Selectors for the 2006 New Contemporaries Open Call
Alison Wilding (b. 1948) studied at Ravensbourne College of Art and Design, Kent from 1967 to 1970 and at the Royal College of Art, London from 1970 to 1973.
Alison has had numerous one-person exhibitions since 1970, including the Serpentine Gallery, London (1985), Museum of Modern Art, New York (1987/88), Tate Liverpool (1991) and at the Musee des Beaux Arts et de la Dentelles de Calais in 1996. Her most recent major solo exhibition was Contract at the Henry Moore Foundation (2000/01). Alison has also been involved in several major public commissions including Ambit, installed in early 1998 on the River Wear in Sunderland.

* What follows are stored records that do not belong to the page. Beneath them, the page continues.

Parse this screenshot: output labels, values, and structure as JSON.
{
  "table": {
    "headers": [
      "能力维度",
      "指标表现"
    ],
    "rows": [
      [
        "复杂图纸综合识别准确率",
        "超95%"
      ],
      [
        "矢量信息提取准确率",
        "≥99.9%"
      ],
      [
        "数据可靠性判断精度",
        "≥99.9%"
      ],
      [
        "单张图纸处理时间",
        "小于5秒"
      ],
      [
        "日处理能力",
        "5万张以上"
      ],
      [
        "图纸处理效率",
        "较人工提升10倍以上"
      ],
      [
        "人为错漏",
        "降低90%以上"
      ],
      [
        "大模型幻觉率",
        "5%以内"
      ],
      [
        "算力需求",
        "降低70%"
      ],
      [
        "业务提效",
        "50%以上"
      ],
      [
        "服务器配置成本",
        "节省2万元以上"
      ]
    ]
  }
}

Angus Fairhurst (b. 1966) studied at Canterbury Art College and Goldsmiths College, London. In 1988 he participated in the ground-breaking group exhibition Freeze along with contemporaries including Damien Hirst, Gary Hume and Sarah Lucas.

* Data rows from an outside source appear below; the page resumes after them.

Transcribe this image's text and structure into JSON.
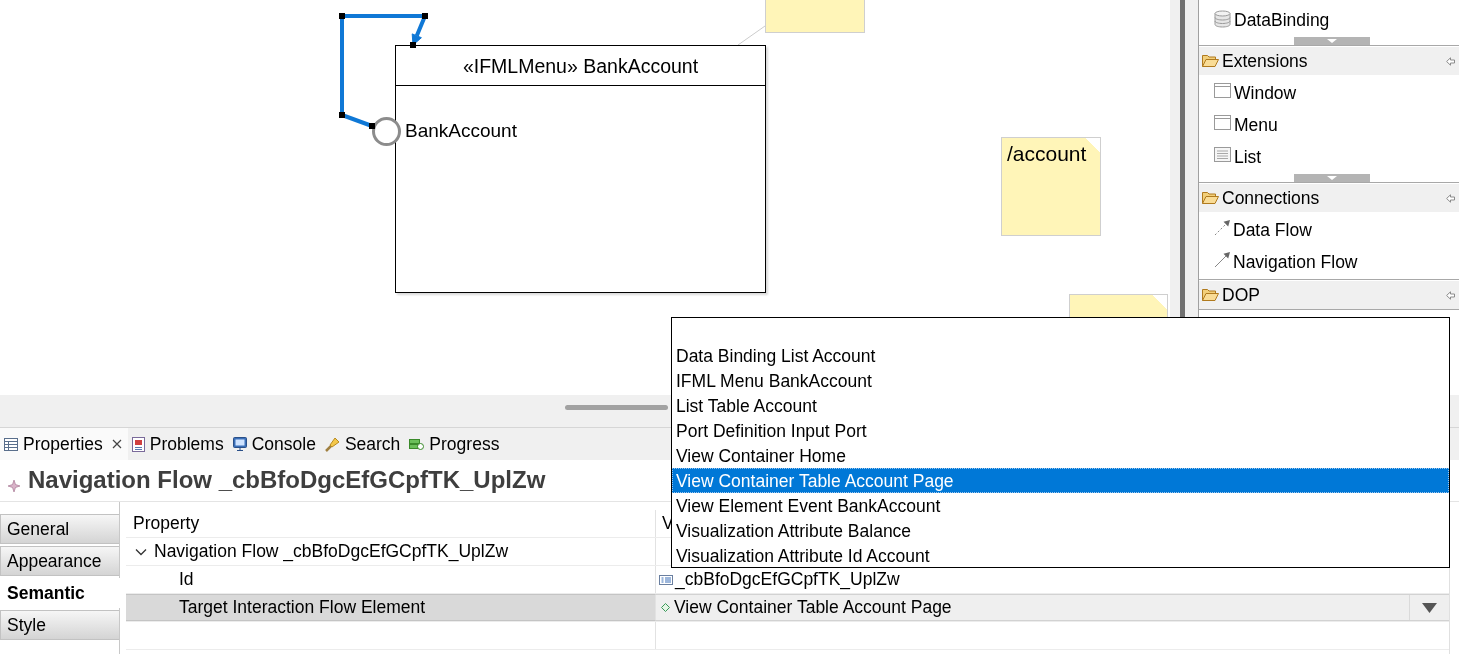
{
  "diagram": {
    "container": {
      "title": "«IFMLMenu» BankAccount",
      "event_label": "BankAccount"
    },
    "navigation_flow": {
      "selected": true
    },
    "notes": [
      {
        "text": "/account"
      }
    ]
  },
  "palette": {
    "top_items": [
      {
        "label": "DataBinding",
        "kind": "database"
      }
    ],
    "top_more_below": true,
    "drawers": [
      {
        "label": "Extensions",
        "items": [
          {
            "label": "Window",
            "kind": "panel"
          },
          {
            "label": "Menu",
            "kind": "panel"
          },
          {
            "label": "List",
            "kind": "list"
          }
        ],
        "more_below": true
      },
      {
        "label": "Connections",
        "items": [
          {
            "label": "Data Flow",
            "kind": "data_flow"
          },
          {
            "label": "Navigation Flow",
            "kind": "navigation_flow"
          }
        ],
        "more_below": false
      },
      {
        "label": "DOP",
        "more_below": false
      }
    ]
  },
  "properties_view": {
    "tabs": [
      {
        "label": "Properties",
        "kind": "properties",
        "selected": true
      },
      {
        "label": "Problems",
        "kind": "problems",
        "selected": false
      },
      {
        "label": "Console",
        "kind": "console",
        "selected": false
      },
      {
        "label": "Search",
        "kind": "search",
        "selected": false
      },
      {
        "label": "Progress",
        "kind": "progress",
        "selected": false
      }
    ],
    "title": "Navigation Flow _cbBfoDgcEfGCpfTK_UplZw",
    "section_tabs": [
      {
        "label": "General",
        "selected": false
      },
      {
        "label": "Appearance",
        "selected": false
      },
      {
        "label": "Semantic",
        "selected": true
      },
      {
        "label": "Style",
        "selected": false
      }
    ],
    "table": {
      "columns": [
        "Property",
        "V"
      ],
      "rows": [
        {
          "property": "Navigation Flow _cbBfoDgcEfGCpfTK_UplZw",
          "expanded": true,
          "children": [
            {
              "property": "Id",
              "value": "_cbBfoDgcEfGCpfTK_UplZw",
              "kind": "text",
              "selected": false
            },
            {
              "property": "Target Interaction Flow Element",
              "value": "View Container Table Account Page",
              "kind": "reference",
              "selected": true
            }
          ]
        }
      ]
    },
    "dropdown": {
      "options": [
        {
          "label": "Data Binding List Account",
          "selected": false
        },
        {
          "label": "IFML Menu BankAccount",
          "selected": false
        },
        {
          "label": "List Table Account",
          "selected": false
        },
        {
          "label": "Port Definition Input Port",
          "selected": false
        },
        {
          "label": "View Container Home",
          "selected": false
        },
        {
          "label": "View Container Table Account Page",
          "selected": true
        },
        {
          "label": "View Element Event BankAccount",
          "selected": false
        },
        {
          "label": "Visualization Attribute Balance",
          "selected": false
        },
        {
          "label": "Visualization Attribute Id Account",
          "selected": false
        }
      ]
    }
  }
}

Fairhurst’s work is often structured like an open-ended riddle, in which clues in the form of wordplay or visual puns are left unresolved. He is best known for his bronze gorilla sculptures and his collages of billboard advertisements and fashion magazines with the body and text removed, but he works across a range of media, from photography and painting to performance, video and animation. Appropriation is at the core of much of his practice.

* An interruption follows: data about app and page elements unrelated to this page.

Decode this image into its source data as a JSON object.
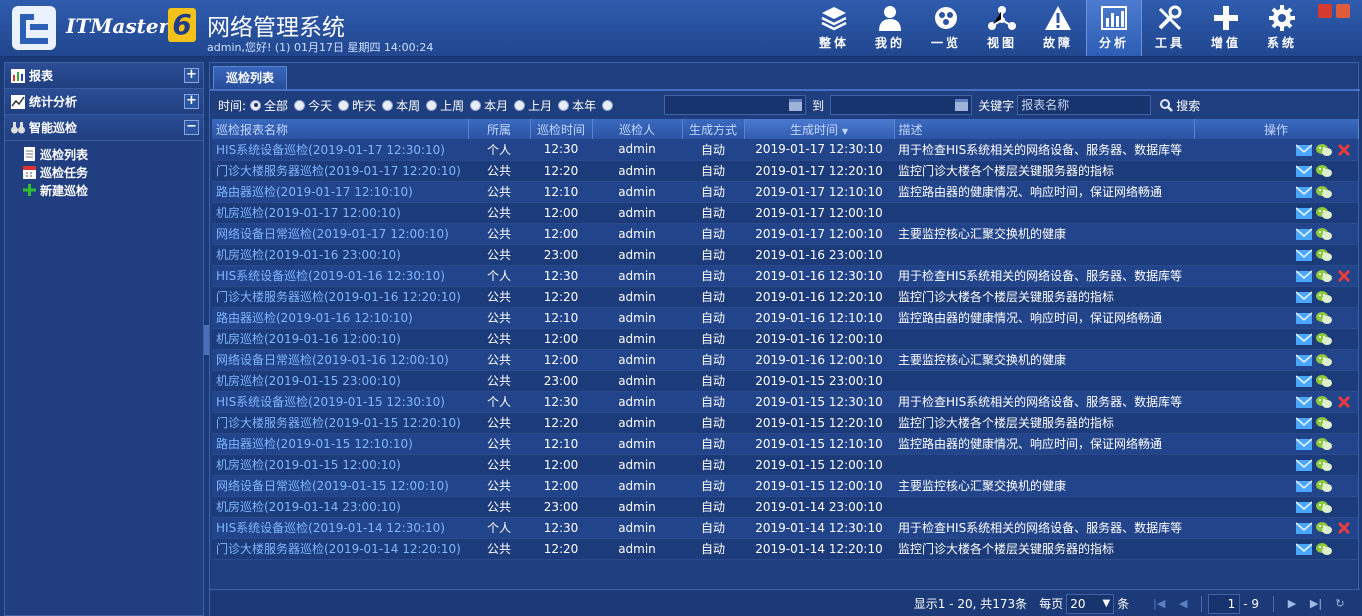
{
  "header": {
    "brand": "ITMaster",
    "brand_version": "6",
    "system_title": "网络管理系统",
    "welcome": "admin,您好! (1) 01月17日 星期四 14:00:24"
  },
  "nav": [
    {
      "label": "整体",
      "icon": "layers-icon"
    },
    {
      "label": "我的",
      "icon": "user-icon"
    },
    {
      "label": "一览",
      "icon": "overview-icon"
    },
    {
      "label": "视图",
      "icon": "topology-icon"
    },
    {
      "label": "故障",
      "icon": "warning-icon"
    },
    {
      "label": "分析",
      "icon": "chart-icon",
      "active": true
    },
    {
      "label": "工具",
      "icon": "tools-icon"
    },
    {
      "label": "增值",
      "icon": "plus-icon"
    },
    {
      "label": "系统",
      "icon": "gear-icon"
    }
  ],
  "sidebar": {
    "sections": [
      {
        "label": "报表",
        "toggle": "+"
      },
      {
        "label": "统计分析",
        "toggle": "+"
      },
      {
        "label": "智能巡检",
        "toggle": "−"
      }
    ],
    "items": [
      {
        "label": "巡检列表"
      },
      {
        "label": "巡检任务"
      },
      {
        "label": "新建巡检"
      }
    ]
  },
  "tab": {
    "label": "巡检列表"
  },
  "filter": {
    "time_label": "时间:",
    "options": [
      "全部",
      "今天",
      "昨天",
      "本周",
      "上周",
      "本月",
      "上月",
      "本年"
    ],
    "selected": "全部",
    "to_label": "到",
    "keyword_label": "关键字",
    "keyword_placeholder": "报表名称",
    "search_label": "搜索"
  },
  "table": {
    "columns": [
      "巡检报表名称",
      "所属",
      "巡检时间",
      "巡检人",
      "生成方式",
      "生成时间",
      "描述",
      "操作"
    ],
    "rows": [
      {
        "name": "HIS系统设备巡检(2019-01-17 12:30:10)",
        "owner": "个人",
        "time": "12:30",
        "user": "admin",
        "mode": "自动",
        "gen": "2019-01-17 12:30:10",
        "desc": "用于检查HIS系统相关的网络设备、服务器、数据库等",
        "del": true
      },
      {
        "name": "门诊大楼服务器巡检(2019-01-17 12:20:10)",
        "owner": "公共",
        "time": "12:20",
        "user": "admin",
        "mode": "自动",
        "gen": "2019-01-17 12:20:10",
        "desc": "监控门诊大楼各个楼层关键服务器的指标",
        "del": false
      },
      {
        "name": "路由器巡检(2019-01-17 12:10:10)",
        "owner": "公共",
        "time": "12:10",
        "user": "admin",
        "mode": "自动",
        "gen": "2019-01-17 12:10:10",
        "desc": "监控路由器的健康情况、响应时间，保证网络畅通",
        "del": false
      },
      {
        "name": "机房巡检(2019-01-17 12:00:10)",
        "owner": "公共",
        "time": "12:00",
        "user": "admin",
        "mode": "自动",
        "gen": "2019-01-17 12:00:10",
        "desc": "",
        "del": false
      },
      {
        "name": "网络设备日常巡检(2019-01-17 12:00:10)",
        "owner": "公共",
        "time": "12:00",
        "user": "admin",
        "mode": "自动",
        "gen": "2019-01-17 12:00:10",
        "desc": "主要监控核心汇聚交换机的健康",
        "del": false
      },
      {
        "name": "机房巡检(2019-01-16 23:00:10)",
        "owner": "公共",
        "time": "23:00",
        "user": "admin",
        "mode": "自动",
        "gen": "2019-01-16 23:00:10",
        "desc": "",
        "del": false
      },
      {
        "name": "HIS系统设备巡检(2019-01-16 12:30:10)",
        "owner": "个人",
        "time": "12:30",
        "user": "admin",
        "mode": "自动",
        "gen": "2019-01-16 12:30:10",
        "desc": "用于检查HIS系统相关的网络设备、服务器、数据库等",
        "del": true
      },
      {
        "name": "门诊大楼服务器巡检(2019-01-16 12:20:10)",
        "owner": "公共",
        "time": "12:20",
        "user": "admin",
        "mode": "自动",
        "gen": "2019-01-16 12:20:10",
        "desc": "监控门诊大楼各个楼层关键服务器的指标",
        "del": false
      },
      {
        "name": "路由器巡检(2019-01-16 12:10:10)",
        "owner": "公共",
        "time": "12:10",
        "user": "admin",
        "mode": "自动",
        "gen": "2019-01-16 12:10:10",
        "desc": "监控路由器的健康情况、响应时间，保证网络畅通",
        "del": false
      },
      {
        "name": "机房巡检(2019-01-16 12:00:10)",
        "owner": "公共",
        "time": "12:00",
        "user": "admin",
        "mode": "自动",
        "gen": "2019-01-16 12:00:10",
        "desc": "",
        "del": false
      },
      {
        "name": "网络设备日常巡检(2019-01-16 12:00:10)",
        "owner": "公共",
        "time": "12:00",
        "user": "admin",
        "mode": "自动",
        "gen": "2019-01-16 12:00:10",
        "desc": "主要监控核心汇聚交换机的健康",
        "del": false
      },
      {
        "name": "机房巡检(2019-01-15 23:00:10)",
        "owner": "公共",
        "time": "23:00",
        "user": "admin",
        "mode": "自动",
        "gen": "2019-01-15 23:00:10",
        "desc": "",
        "del": false
      },
      {
        "name": "HIS系统设备巡检(2019-01-15 12:30:10)",
        "owner": "个人",
        "time": "12:30",
        "user": "admin",
        "mode": "自动",
        "gen": "2019-01-15 12:30:10",
        "desc": "用于检查HIS系统相关的网络设备、服务器、数据库等",
        "del": true
      },
      {
        "name": "门诊大楼服务器巡检(2019-01-15 12:20:10)",
        "owner": "公共",
        "time": "12:20",
        "user": "admin",
        "mode": "自动",
        "gen": "2019-01-15 12:20:10",
        "desc": "监控门诊大楼各个楼层关键服务器的指标",
        "del": false
      },
      {
        "name": "路由器巡检(2019-01-15 12:10:10)",
        "owner": "公共",
        "time": "12:10",
        "user": "admin",
        "mode": "自动",
        "gen": "2019-01-15 12:10:10",
        "desc": "监控路由器的健康情况、响应时间，保证网络畅通",
        "del": false
      },
      {
        "name": "机房巡检(2019-01-15 12:00:10)",
        "owner": "公共",
        "time": "12:00",
        "user": "admin",
        "mode": "自动",
        "gen": "2019-01-15 12:00:10",
        "desc": "",
        "del": false
      },
      {
        "name": "网络设备日常巡检(2019-01-15 12:00:10)",
        "owner": "公共",
        "time": "12:00",
        "user": "admin",
        "mode": "自动",
        "gen": "2019-01-15 12:00:10",
        "desc": "主要监控核心汇聚交换机的健康",
        "del": false
      },
      {
        "name": "机房巡检(2019-01-14 23:00:10)",
        "owner": "公共",
        "time": "23:00",
        "user": "admin",
        "mode": "自动",
        "gen": "2019-01-14 23:00:10",
        "desc": "",
        "del": false
      },
      {
        "name": "HIS系统设备巡检(2019-01-14 12:30:10)",
        "owner": "个人",
        "time": "12:30",
        "user": "admin",
        "mode": "自动",
        "gen": "2019-01-14 12:30:10",
        "desc": "用于检查HIS系统相关的网络设备、服务器、数据库等",
        "del": true
      },
      {
        "name": "门诊大楼服务器巡检(2019-01-14 12:20:10)",
        "owner": "公共",
        "time": "12:20",
        "user": "admin",
        "mode": "自动",
        "gen": "2019-01-14 12:20:10",
        "desc": "监控门诊大楼各个楼层关键服务器的指标",
        "del": false
      }
    ]
  },
  "pager": {
    "summary": "显示1 - 20, 共173条",
    "per_page_label": "每页",
    "per_page": "20",
    "unit": "条",
    "page": "1",
    "total_pages": "- 9"
  },
  "colors": {
    "accent": "#2c5eb5",
    "link": "#7fb6ff",
    "background": "#1b3a78"
  }
}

Paul Noble (b. 1963) studied at Humberside College of Higher Education (1983 - 86) and Sunderland Polytechnic (1982 - 83). He received a Paul Hamlyn Award for Artists in 2000 and his work is represented in public collections including, The British Council, FRAC des Pays de la Loire, Middlesborough Art Gallery, Museum of Modern Art, New York, Simmons & Simmons, and the Tate Gallery.
He has shown extensively both nationally and internationally since the 1990s. Selected solo exhibitions include Museum Boijmans Van Beuningen, Rotterdam (2005); Whitechapel Art Gallery, London (2004); Gorney Bravin+Lee, New York (2000); NOBSON, Chisenhale Gallery, London (1998) and City Racing, London (1990).